November 1, 2023 (by Lieven Dewitte) - The first F-16 fighter jets that the Netherlands is donating to Ukraine will arrive at the training center in Romania within two weeks, according to Dutch prime minister Mark Rutte.

Rutte did not give the exact number of F-16s, but Zelensky said earlier this year that there had been an agreement for 42 Dutch aircraft. Denmark, Norway, and Belgium have also announced that they will provide F-16 aircraft to Ukraine.

The Royal Dutch Air Force will deploy the F-16s to the "Lt. Aviator Gheorghe Mociorniță" Air Base in Romania. There, the training courses for Ukrainian pilots will start shortly. It should then take about a year before the Ukrainian pilots mastered all of the F-16’s functions. Maintenance support staff also need a long-term training.

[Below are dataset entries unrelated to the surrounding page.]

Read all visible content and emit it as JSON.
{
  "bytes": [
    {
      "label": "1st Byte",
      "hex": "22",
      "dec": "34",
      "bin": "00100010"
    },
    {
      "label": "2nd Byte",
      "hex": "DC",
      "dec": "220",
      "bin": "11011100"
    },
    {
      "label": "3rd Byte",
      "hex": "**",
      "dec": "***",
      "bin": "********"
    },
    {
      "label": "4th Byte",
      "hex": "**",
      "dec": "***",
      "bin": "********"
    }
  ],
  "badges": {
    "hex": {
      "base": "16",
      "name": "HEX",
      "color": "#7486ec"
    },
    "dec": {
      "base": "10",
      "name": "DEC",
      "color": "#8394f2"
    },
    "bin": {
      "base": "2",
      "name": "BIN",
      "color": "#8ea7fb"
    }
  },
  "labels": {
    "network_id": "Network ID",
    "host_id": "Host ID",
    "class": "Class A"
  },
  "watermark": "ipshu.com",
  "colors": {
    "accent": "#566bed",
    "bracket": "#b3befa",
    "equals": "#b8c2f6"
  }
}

Romanian defense minister Angel Tîlvăr signed a Letter of Intent between the Ministry of National Defense of Romania, the Ministry of Defense of the Netherlands, and aircraft maker Lockheed Martin regarding the F-16 Training Center in Romania at the end of August.

"Through this center, Romania commits to providing a high-quality training environment, with access to state-of-the-art technical resources and know-how not only for Romanian pilots but also for those from allied and partner states, including Ukraine," Tîlvăr said.

Training new Viper drivers takes about eight months, while a more experienced pilot who has flown tactically may be able to master it in five months or less. Training has been ongoing at the Danish military air base in Skrydstrup and in the US at Lackland Air Force Base in Texas and Morris Air National Guard Base in Arizona.

Ukraine's fighter fleet consists of Sukhoi Su-27 Flankers and Mikoyan MiG-29 Fulcrums, both built by the Soviet Union. However, the nation has long planned to receive F-16s once pilots have completed the required training, which includes everything from combat flying to language courses.

Whether a fourth-generation fighter, even as capable as the F-16, can make a difference in this environment, where pilots have to fly close to the ground to avoid enemy radars and neither side has been able to gain air superiority, has been a matter of debate among airpower experts.

There are those who believe they have no chance, those who believe it can affect things but only in certain missions, and still others who believe it will mostly depend on the missiles.

Additional images:

RNlAF F-16AM #J-061 of 322 sqn is seen taking off from it's homebase at Leeuwarden AB on August 19th, 2020. [Photo Ed Groenendijk]

RNlAF F-16AM #J-021 from 313 sqn takes off during the NATO Tiger Meet 2012 at Ørland AB on June 1st, 2012. [Photo by Jörg Stange]

RNlAF F-16AM #J-637 from 312 sqn in take off during the Tigermeet at Volkel AB on October 13th, 2010. [Photo by Maurits Even]